Welcome back to our continuing series on systemd features. As you’ve guessed from our previous articles, systemd brings more power and flexibility to service startup and management. One of the most important changes in systemd from legacy SysVinit is how it starts up units.

You may have heard from casual users that systemd starts everything together. Some people believe this is true, and that’s why the system starts faster. But the reality is not quite that simple. Let’s look a little more deeply at how systemd understands unit relationships.

Unit dependencies

Unit files include the feature of dependencies. Any unit may want or require one or more other units before it can run. These dependencies are set in unit files with the directives Wants and Requires. The difference between these is simple.

  • If unit1 has Wants=unit2 as a dependency, when unit1 is run, unit2 will be run as well. But whether unit2 starts successfully does not affect unit1 running successfully.
  • When unit1 has Requires=unit2, however, again both units will run, but if unit2 does not succeed, unit1 is also deactivated. This happens regardless of whether the processes of unit1 would otherwise have worked fine.

Did you notice something subtle about this description? It doesn’t talk about order. When systemd starts your system, it loads all unit files and reads through them to determine dependencies like this. When unit1 runs in these examples, unit2 is run at the same time. It’s important to know that dependencies and ordering are two different things to systemd.

Here’s an example of dependencies in part of the sshd.service unit file:


So when sshd.service runs, the sshd-keygen.service will run as well. However, sshd-keygen.service does not need to succeed for sshd.service to run successfully.

Why would a dependency like this need to exist? In this case, the sshd-keygen.service creates new SSH keys for a server if they do not exist. We always want to check whether these keys exist before the SSH server starts. If they already exist, the service unit exits with an error indicating so. But in that case of course, we still want the SSH server to run as usual.

Unit order

This doesn’t mean systemd can’t put things in proper order. Without any other instructions, systemd would run a group of units at the same time. This is probably why some people believe systemd starts everything at the same time (or “in parallel”). It is sometimes necessary, of course, for processes to run in a certain order.

Fortunately, systemd also has unit directives for this issue as well, Before and AfterThese directives work pretty much as you’d expect:

  • If unit1 has the directive Before=unit2, then if both units are run, unit1 will be executed fully before unit2 starts.
  • If unit1 has the directive After=unit2, then if both units are run, unit2 will be executed fully before unit1 starts.

Once again, note how this ordering does not affect dependencies. Neither case causes unit2 to run. Let’s look at the sshd.service unit again:

After=network.target sshd-keygen.service

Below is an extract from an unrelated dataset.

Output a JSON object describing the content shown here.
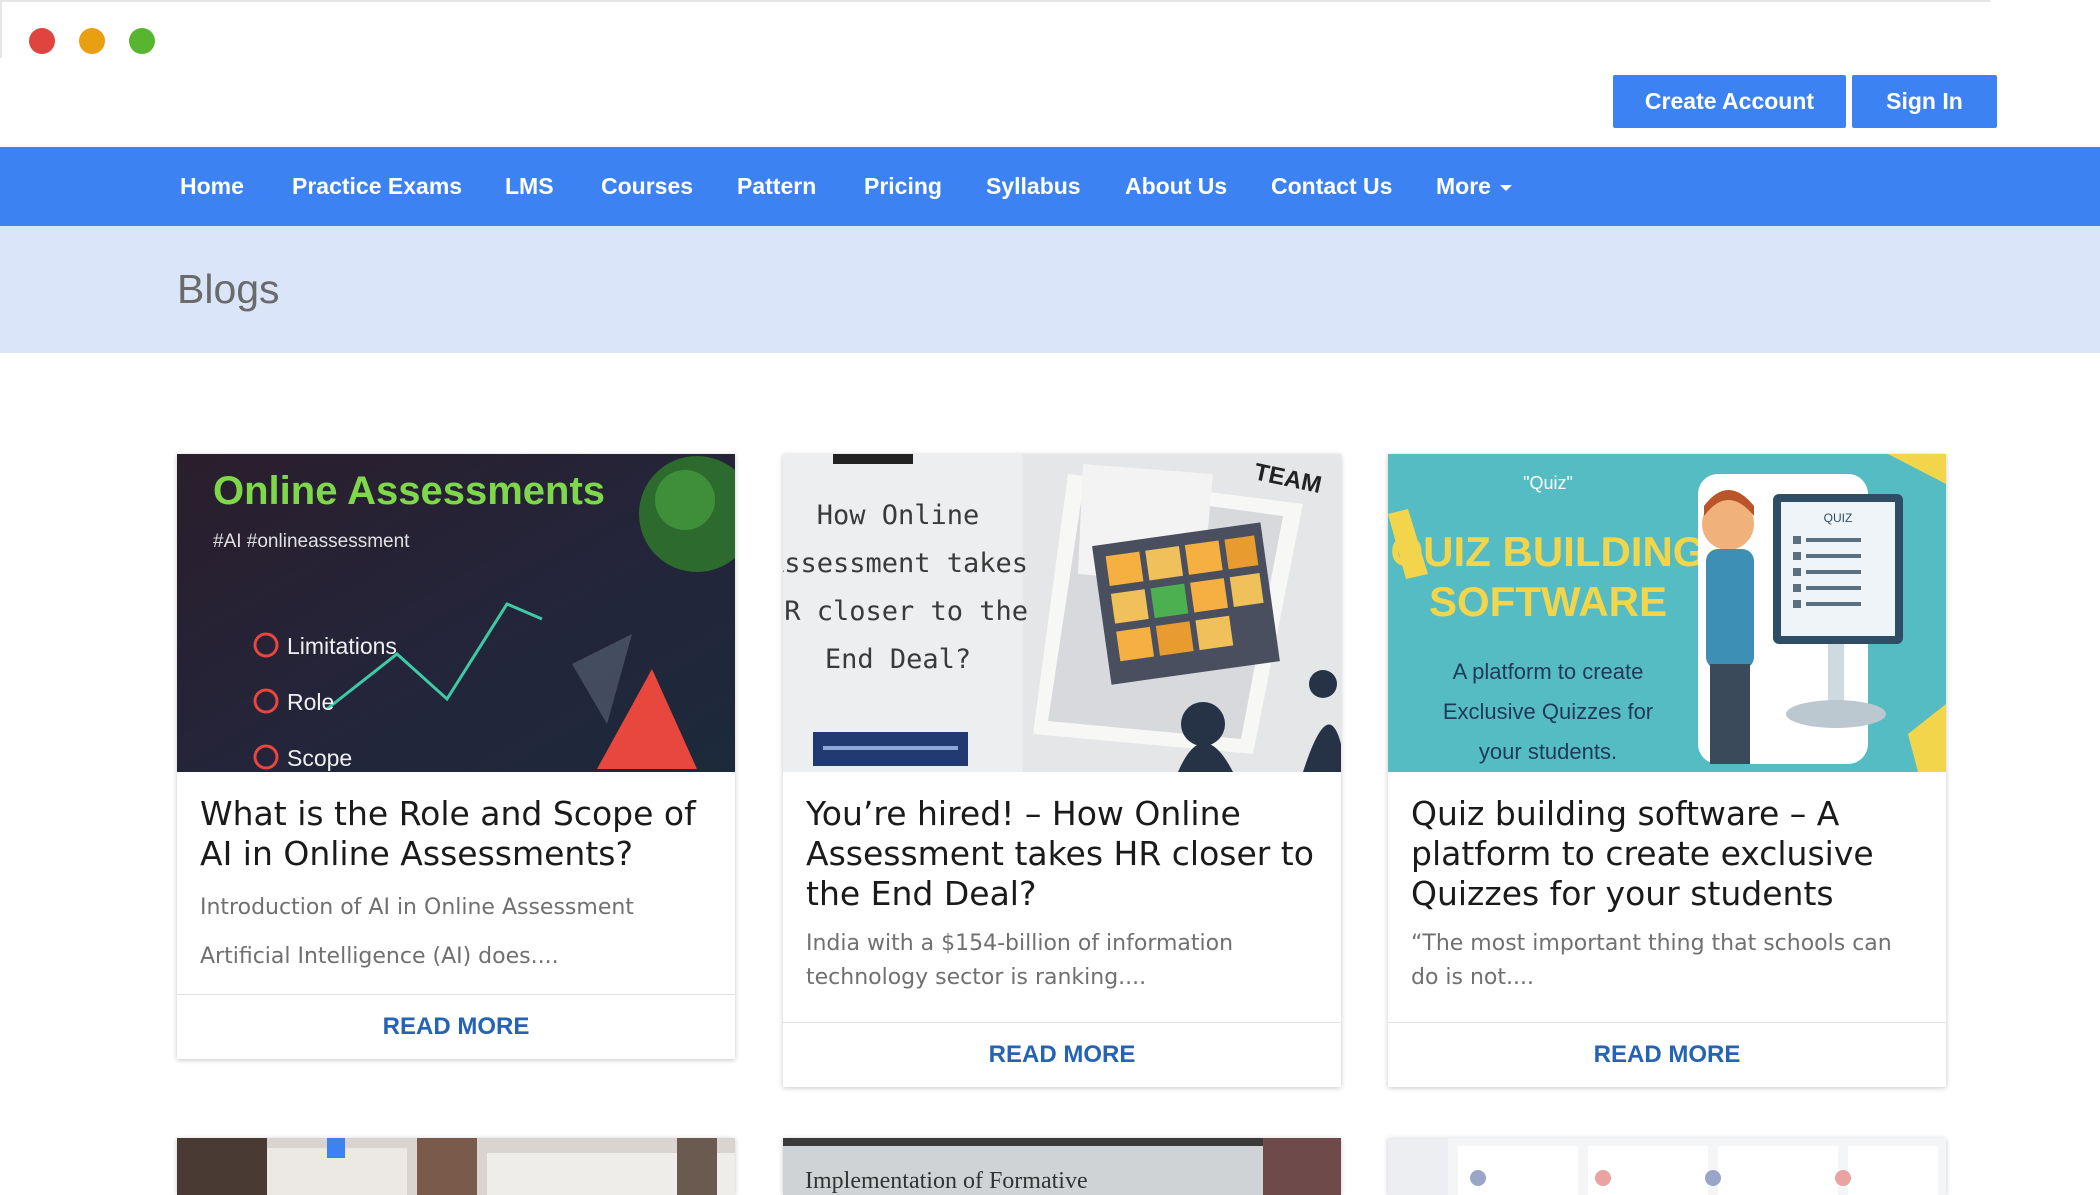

The ordering directive After ensures that the SSH server will not run until after the host key generation unit, and after the network is up. (The network.target unit ensures that various units bring up the network.) Dependencies like Wants and Requires are often used together with After to preserve proper dependencies and order together.

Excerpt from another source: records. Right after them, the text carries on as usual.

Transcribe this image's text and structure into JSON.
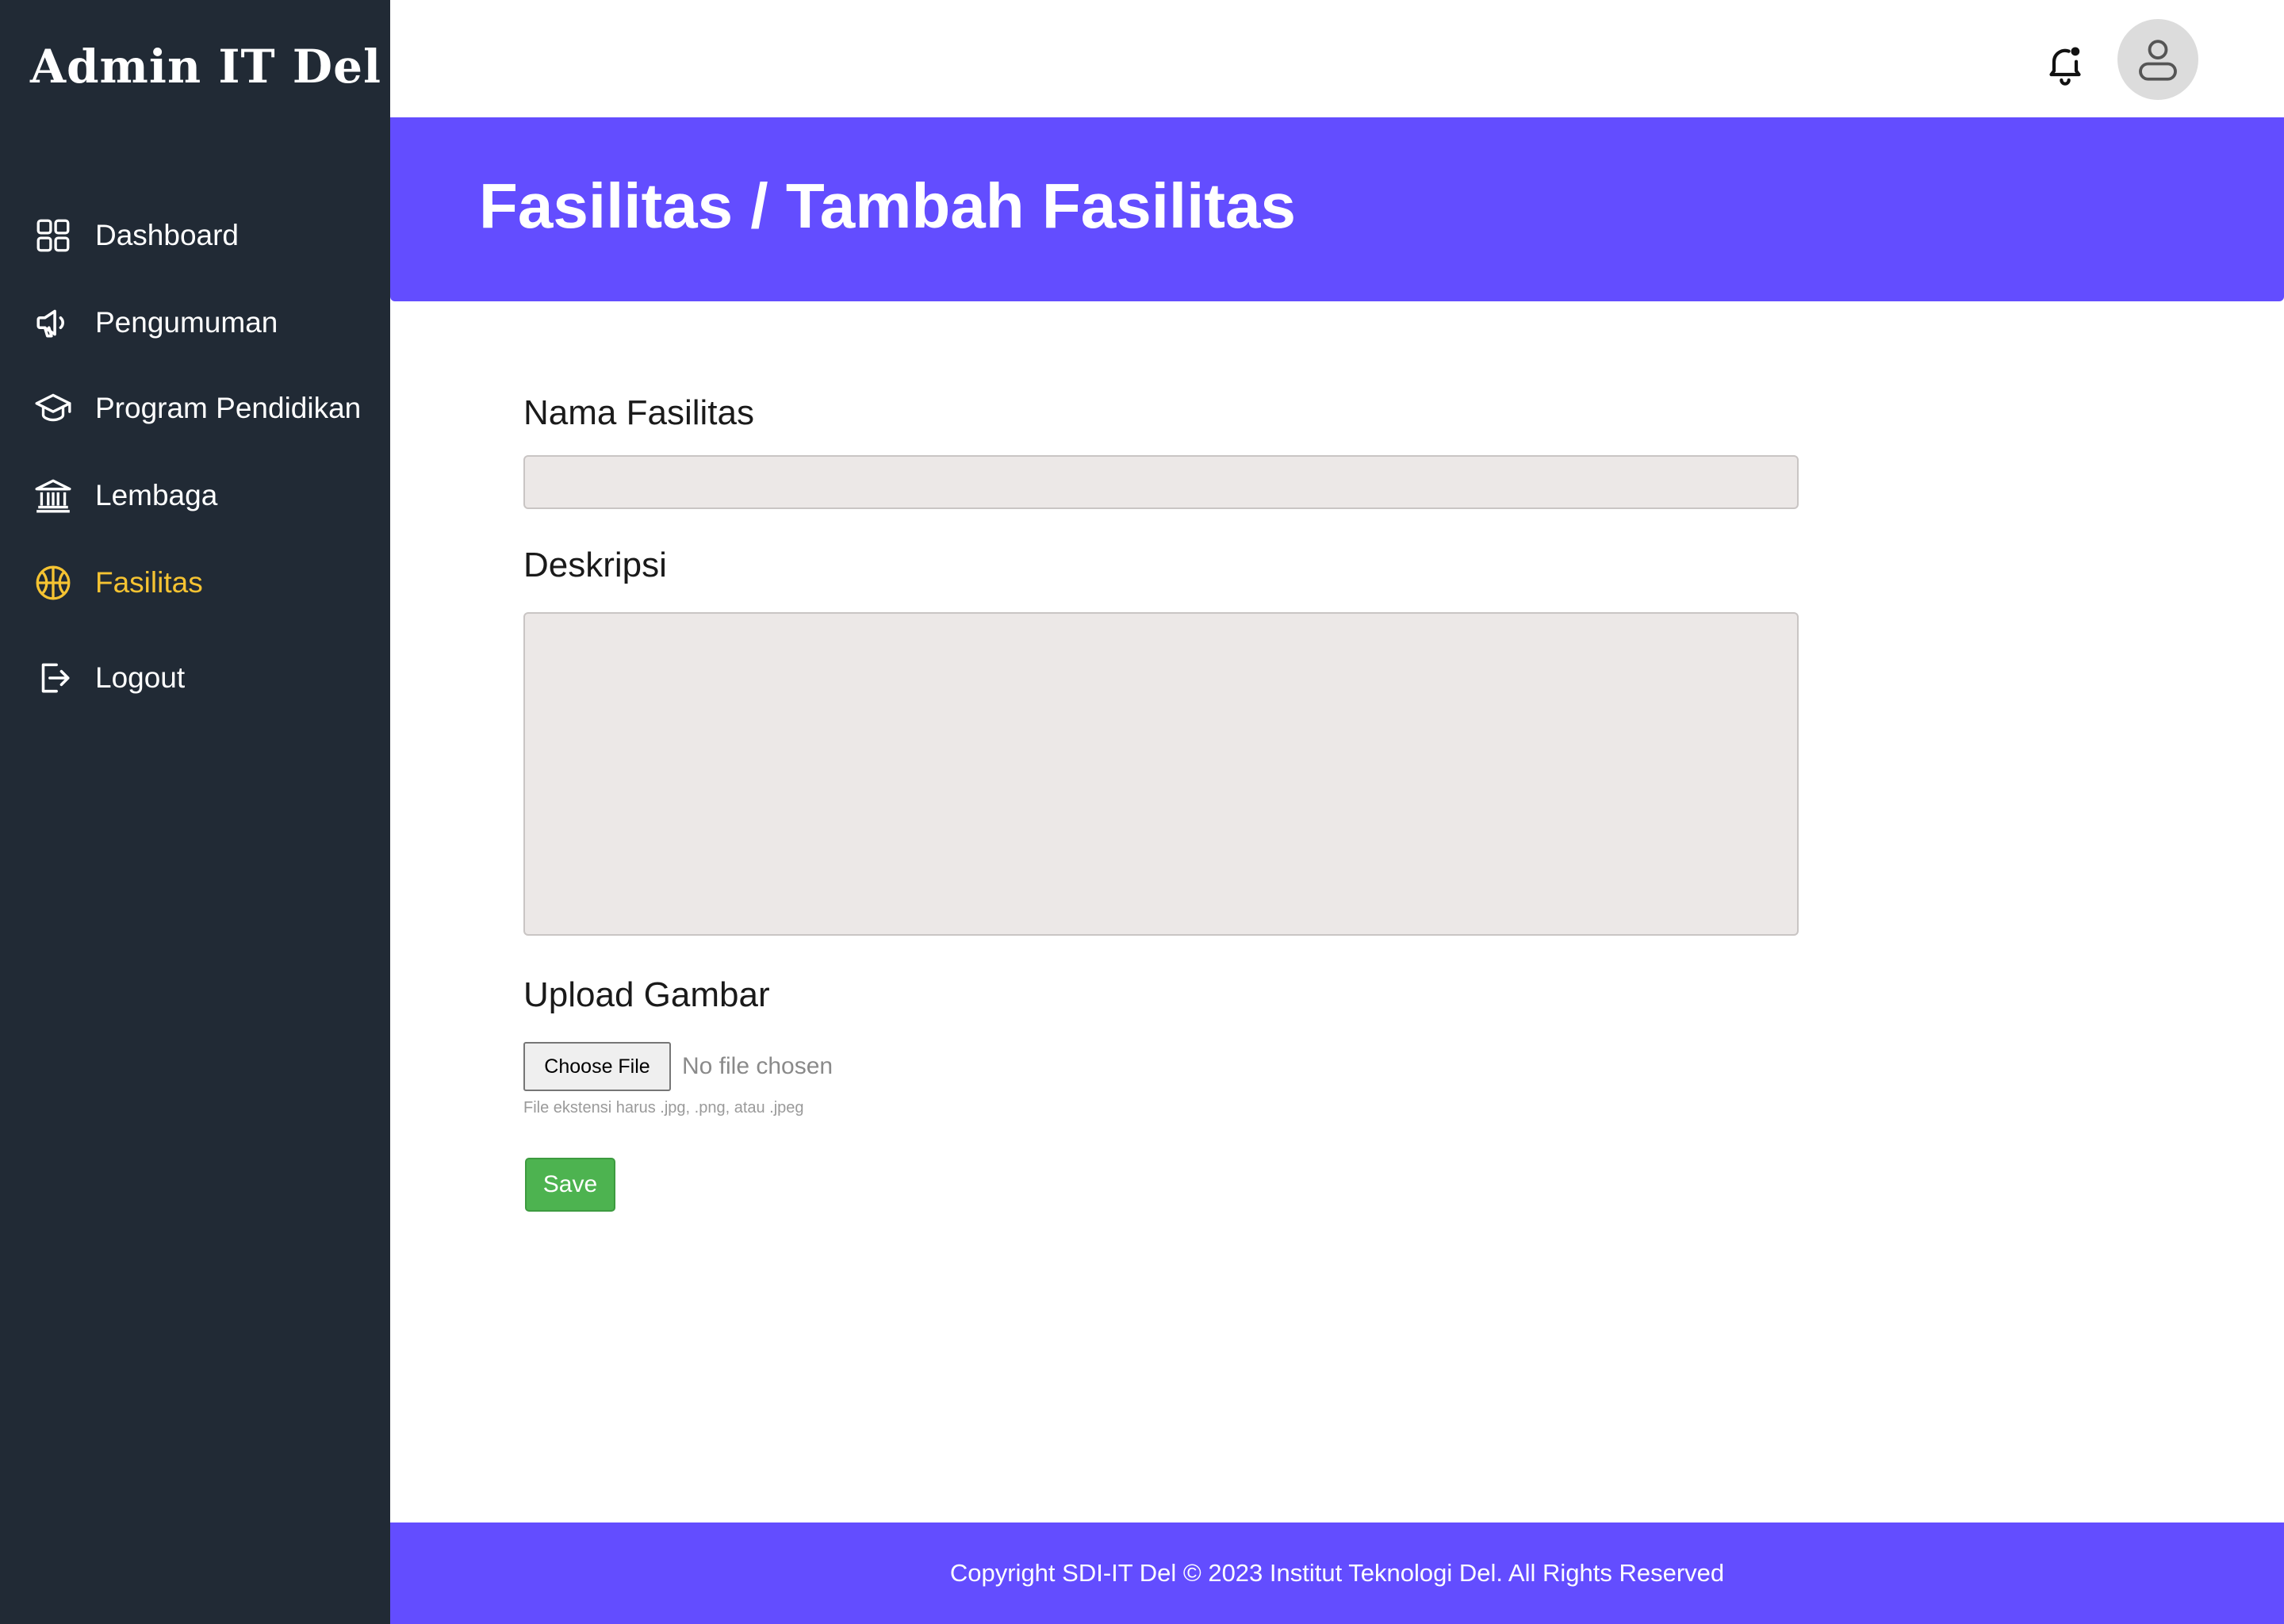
{
  "app": {
    "brand": "Admin IT Del"
  },
  "sidebar": {
    "items": [
      {
        "label": "Dashboard",
        "icon": "grid-icon",
        "active": false
      },
      {
        "label": "Pengumuman",
        "icon": "megaphone-icon",
        "active": false
      },
      {
        "label": "Program Pendidikan",
        "icon": "graduation-cap-icon",
        "active": false
      },
      {
        "label": "Lembaga",
        "icon": "institution-icon",
        "active": false
      },
      {
        "label": "Fasilitas",
        "icon": "basketball-icon",
        "active": true
      },
      {
        "label": "Logout",
        "icon": "logout-icon",
        "active": false
      }
    ]
  },
  "header": {
    "notification_icon": "bell-icon",
    "avatar_icon": "user-icon"
  },
  "banner": {
    "title": "Fasilitas / Tambah Fasilitas"
  },
  "form": {
    "name_label": "Nama Fasilitas",
    "name_value": "",
    "description_label": "Deskripsi",
    "description_value": "",
    "upload_label": "Upload Gambar",
    "choose_file_label": "Choose File",
    "file_status": "No file chosen",
    "file_hint": "File ekstensi harus .jpg, .png, atau .jpeg",
    "save_label": "Save"
  },
  "footer": {
    "text": "Copyright SDI-IT Del © 2023 Institut Teknologi Del. All Rights Reserved"
  },
  "colors": {
    "sidebar_bg": "#212a35",
    "accent": "#634dff",
    "active_nav": "#f5c332",
    "save_button": "#4db350",
    "input_bg": "#ece8e7"
  }
}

Faster boot time

You may recall from earlier in this series that SysVinit started every service in sequence, based on numbering. However, systemd automatically sorts through unit files to read dependency and ordering information. It uses this information to allow many services to start almost simultaneously, while preserving order where needed.

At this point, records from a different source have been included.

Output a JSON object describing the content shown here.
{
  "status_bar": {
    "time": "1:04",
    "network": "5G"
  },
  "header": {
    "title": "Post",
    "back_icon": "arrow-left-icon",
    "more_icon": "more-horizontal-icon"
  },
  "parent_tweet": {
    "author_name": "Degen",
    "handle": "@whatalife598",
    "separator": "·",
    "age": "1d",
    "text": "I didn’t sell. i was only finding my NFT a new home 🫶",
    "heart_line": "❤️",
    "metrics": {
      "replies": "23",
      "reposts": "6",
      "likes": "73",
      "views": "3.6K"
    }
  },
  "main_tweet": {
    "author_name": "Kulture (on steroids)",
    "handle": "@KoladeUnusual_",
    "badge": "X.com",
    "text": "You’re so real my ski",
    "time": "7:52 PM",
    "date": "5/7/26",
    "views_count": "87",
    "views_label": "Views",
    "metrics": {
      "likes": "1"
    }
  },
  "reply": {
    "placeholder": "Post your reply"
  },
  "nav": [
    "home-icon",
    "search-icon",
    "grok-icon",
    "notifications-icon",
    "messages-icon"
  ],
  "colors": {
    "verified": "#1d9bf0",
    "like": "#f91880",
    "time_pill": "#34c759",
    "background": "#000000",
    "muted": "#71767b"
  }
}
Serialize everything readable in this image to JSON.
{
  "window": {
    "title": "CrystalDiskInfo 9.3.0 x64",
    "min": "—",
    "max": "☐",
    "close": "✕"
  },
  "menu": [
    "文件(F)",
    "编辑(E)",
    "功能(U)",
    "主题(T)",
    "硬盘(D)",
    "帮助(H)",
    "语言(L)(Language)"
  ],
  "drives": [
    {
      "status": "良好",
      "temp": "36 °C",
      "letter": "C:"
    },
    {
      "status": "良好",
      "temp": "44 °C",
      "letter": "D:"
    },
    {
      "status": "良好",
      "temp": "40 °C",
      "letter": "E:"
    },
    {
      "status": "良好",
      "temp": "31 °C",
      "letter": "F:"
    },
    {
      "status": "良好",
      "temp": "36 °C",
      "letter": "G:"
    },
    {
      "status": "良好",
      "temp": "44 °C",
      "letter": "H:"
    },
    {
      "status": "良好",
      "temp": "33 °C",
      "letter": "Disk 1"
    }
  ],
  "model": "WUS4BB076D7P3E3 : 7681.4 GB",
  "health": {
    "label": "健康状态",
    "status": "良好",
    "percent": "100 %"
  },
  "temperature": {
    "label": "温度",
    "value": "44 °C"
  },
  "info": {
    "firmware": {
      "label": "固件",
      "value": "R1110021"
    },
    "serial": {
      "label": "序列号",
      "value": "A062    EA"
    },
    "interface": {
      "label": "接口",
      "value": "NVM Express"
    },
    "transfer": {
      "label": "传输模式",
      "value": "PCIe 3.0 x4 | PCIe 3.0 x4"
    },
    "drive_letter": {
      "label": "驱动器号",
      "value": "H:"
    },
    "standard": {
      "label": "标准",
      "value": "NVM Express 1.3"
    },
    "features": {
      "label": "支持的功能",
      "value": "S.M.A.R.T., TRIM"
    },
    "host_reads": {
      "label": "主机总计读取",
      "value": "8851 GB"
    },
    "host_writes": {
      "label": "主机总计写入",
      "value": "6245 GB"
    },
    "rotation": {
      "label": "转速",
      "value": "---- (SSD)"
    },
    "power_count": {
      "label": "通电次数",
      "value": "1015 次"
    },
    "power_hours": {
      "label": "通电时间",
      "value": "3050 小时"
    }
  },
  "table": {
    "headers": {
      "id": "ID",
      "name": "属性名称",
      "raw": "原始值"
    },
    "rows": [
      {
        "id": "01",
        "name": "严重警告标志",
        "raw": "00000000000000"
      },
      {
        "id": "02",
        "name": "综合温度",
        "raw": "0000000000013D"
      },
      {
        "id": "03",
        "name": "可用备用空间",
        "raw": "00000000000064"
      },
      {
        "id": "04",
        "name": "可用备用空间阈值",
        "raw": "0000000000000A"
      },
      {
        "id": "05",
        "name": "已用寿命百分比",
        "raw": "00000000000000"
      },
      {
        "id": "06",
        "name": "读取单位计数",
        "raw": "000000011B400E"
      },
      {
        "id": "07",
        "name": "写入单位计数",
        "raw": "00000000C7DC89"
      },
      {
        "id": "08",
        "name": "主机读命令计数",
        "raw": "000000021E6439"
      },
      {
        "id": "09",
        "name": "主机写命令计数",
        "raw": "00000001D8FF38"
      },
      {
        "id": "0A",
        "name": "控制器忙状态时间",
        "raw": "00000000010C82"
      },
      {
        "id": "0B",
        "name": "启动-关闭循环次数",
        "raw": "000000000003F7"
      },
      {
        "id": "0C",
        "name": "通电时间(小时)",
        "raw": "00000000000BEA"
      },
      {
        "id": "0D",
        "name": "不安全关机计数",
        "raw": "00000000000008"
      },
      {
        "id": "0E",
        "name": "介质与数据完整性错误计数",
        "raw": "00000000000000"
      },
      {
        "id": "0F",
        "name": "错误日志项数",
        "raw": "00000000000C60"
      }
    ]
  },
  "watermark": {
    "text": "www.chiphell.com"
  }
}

This handling is one reason startup can be faster under systemd. Faster boot time isn’t primarily why systemd was invented, but it’s often a side benefit of how it handles units.